However, I think we have made it through the dense thickets of corporate clumsiness and it may even have been responsible for a whole new design theme I am exploring. In the middle of it all I had no time for stitch so I went back to drawing.
While doodling, I drew a landscape with high cliffs, guarded by a barrier. Mysterious. Then I found, by chance, the Facebook page of Symphony of Shadows Masks - some great work there. She recommended a book, 'Mythago Wood' by Robert Holdfast and, guess what, it is all about a mysterious wood with barriers and cliffs. It is deeper than that on so many levels, working on the premise that we create our own mythical figures and settings based on old, folk memories. A tough but gripping read.
So I have started a design book, based on that book and plan a series of stitched textiles when I have finished working through the ideas I'm exploring in drawing and paint.
This page (right) represents the myth of the Green Man - a leafy creature that I am longing to stitch. If I thought about him within the confines of Mythago wood, he would become real and probably quite threatening - he looks a bit cross. The whole thing coincides rather wonderfully with some work I started in the 'Cut, Shape, Stitch' book - I invented a race of warriors and lion-like beings and they are very at home in this land of myth and magic.
I found a wonderful Pebeo paint called Prisme which gives the mottled, metallic effect in the warrior below, left.
You can also see the work in progress on some of the other pages. Many are coloured by laying stencils (some commercial, some of my own) on wet paper. Weights are placed on parts of the stencil to change the take-up of the paint. Val CH and I used to call them pressure stencils.
Blogger is refusing to let me place any of the pics where I want them - but you get the idea.
I also tried some of the Spectrum Noir alcohol markers that Sam Packer reviewed in the last issue of WoW. They come with a fine point at one end and a chisel shape at the other - great for mark-making. You can see it on the warrior's face and the landscape below him.

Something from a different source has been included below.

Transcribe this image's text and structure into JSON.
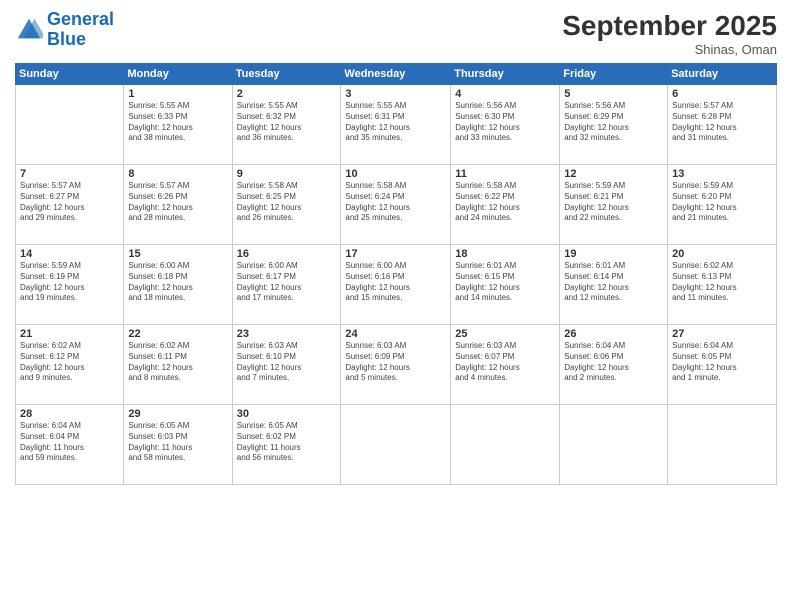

I used the Brother Scan n Cut to cut out a tree and, in the pic below am filling the shapes with Prisme.
This is one of the characters from the book - she enters the wood to search for her brother. I might use her for an icon-type textile - she is very suitable.
Well, that is all for now - my mythical wood calls me but I hope to be back soon.